"Crispy catfish and slaw, to me, is a classic combination like peanut butter and jelly. The slaw is tossed in our signature FB sauce to add some Farm Burger flair to a classic pairing. We're rounding out the meal with Old Bay fries as a tribute to the Chesapeake region," said Thompson.

Read more about the new menu item at Farm Burger at "Forbes" now.

We visited Farm Burger for a past episode of Fast Casual Nation back in 2015. Watch the video below as Host Paul Barron sits down with George Frangos, owner and operator at Farm Burger to learn more about the up-and-coming brand. Prepare to drool as they showcase some of the most popular menu items.

Chipotle Tests Drive-Thru Lanes to Promote Online Ordering

Chipotle App Welcoem Screen | Shutterstock

Chipotle App Welcoem Screen | Shutterstock

Earlier this month, we reported that Chipotle was making a major investment in digital to improve the guest experience.

Online ordering sales grew by 66 percent in the last three months of 2018 and in the last quarter of 2018, the restaurant's sales grew by 6 percent.

The restaurant's recent moves to recover have prompted investors to buy the chain's stock. Chipotle's shares have increased by 35 percent over the last year.

In the same earnings call earlier in the month, Chipotle also announced that it was also testing having online only pick-up drive-thru lanes.

These lanes are intended to make it even faster for guests to get their orders by pairing the convenience of both digital ordering and drive-thru pick-up.

"Arguably, it will be the fastest way to get Chipotle — going through the Chipotlane," said Brian Niccol, Chipotle's CEO.

The push to promote online ordering certainly appeals to the chain's target demographic– millennials. Similar to Panera Bread's rapid pick-up stations, guests make their orders through their mobile phones and then pick-up the food at the drive-thru lane dedicated to strictly online orders.

However, since this limits human interaction, this is making a negative impact on the staff tips.

"Reliance on technology — in the service industry especially — typically has some kind of human toll. Last year some Starbucks baristas said mobile ordering was cutting into their tips (users typically can set their tip percentage right in the app when placing an order, but may simply choose not to for whatever reason)," writes "Forbes."

Will the chain roll the drive-thrus out to more stores? Read more about the new drive-thru lanes at “Forbes” now.

Chipotle also teased that it has more plans in the works too.

"We're definitely just getting started," said Niccol to "CNN" earlier this month. "There's still so much opportunity in front of us, and there's still a lot of work to be done."

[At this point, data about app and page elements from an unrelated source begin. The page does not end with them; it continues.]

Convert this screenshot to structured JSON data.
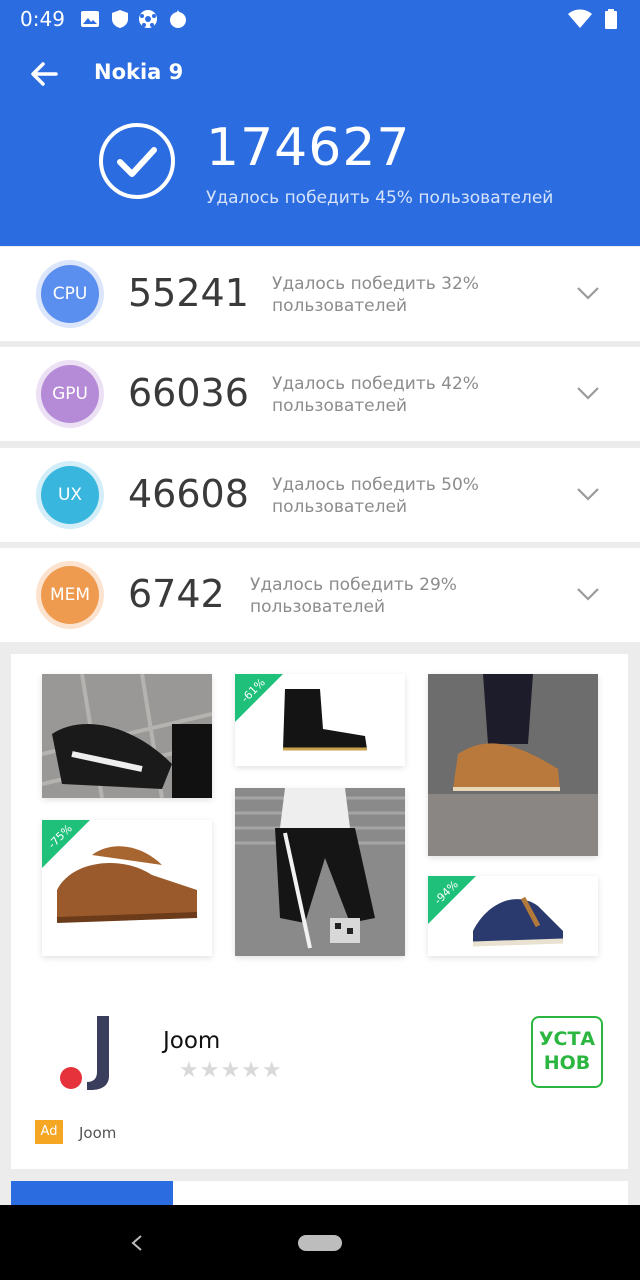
{
  "status_bar": {
    "time": "0:49"
  },
  "header": {
    "title": "Nokia 9",
    "total_score": "174627",
    "subtitle": "Удалось победить 45% пользователей",
    "background_color": "#2b6ce0"
  },
  "scores": [
    {
      "badge": "CPU",
      "score": "55241",
      "desc_line1": "Удалось победить 32%",
      "desc_line2": "пользователей",
      "color": "#5b8fef"
    },
    {
      "badge": "GPU",
      "score": "66036",
      "desc_line1": "Удалось победить 42%",
      "desc_line2": "пользователей",
      "color": "#b58ad6"
    },
    {
      "badge": "UX",
      "score": "46608",
      "desc_line1": "Удалось победить 50%",
      "desc_line2": "пользователей",
      "color": "#38b6de"
    },
    {
      "badge": "MEM",
      "score": "6742",
      "desc_line1": "Удалось победить 29%",
      "desc_line2": "пользователей",
      "color": "#ef9b4f"
    }
  ],
  "ad": {
    "discounts": [
      "-61%",
      "-75%",
      "-94%"
    ],
    "app_name": "Joom",
    "install_label_1": "УСТА",
    "install_label_2": "НОВ",
    "ad_tag": "Ad",
    "advertiser": "Joom",
    "rating_stars": "★★★★★"
  }
}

In 2019, the chain started the year out with a bang by rolling out lifestyle bowls. These new menu items are bowls that are keto, Whole30, and paleo-friendly. On a recent episode of The Barron Report, Host Paul Barron explains why he thinks the chain's recent introduction of its Lifestyle Bowls was a slamdunk. Watch the video below to learn more about Chipotle's latest campaign to appeal to health-conscious eaters.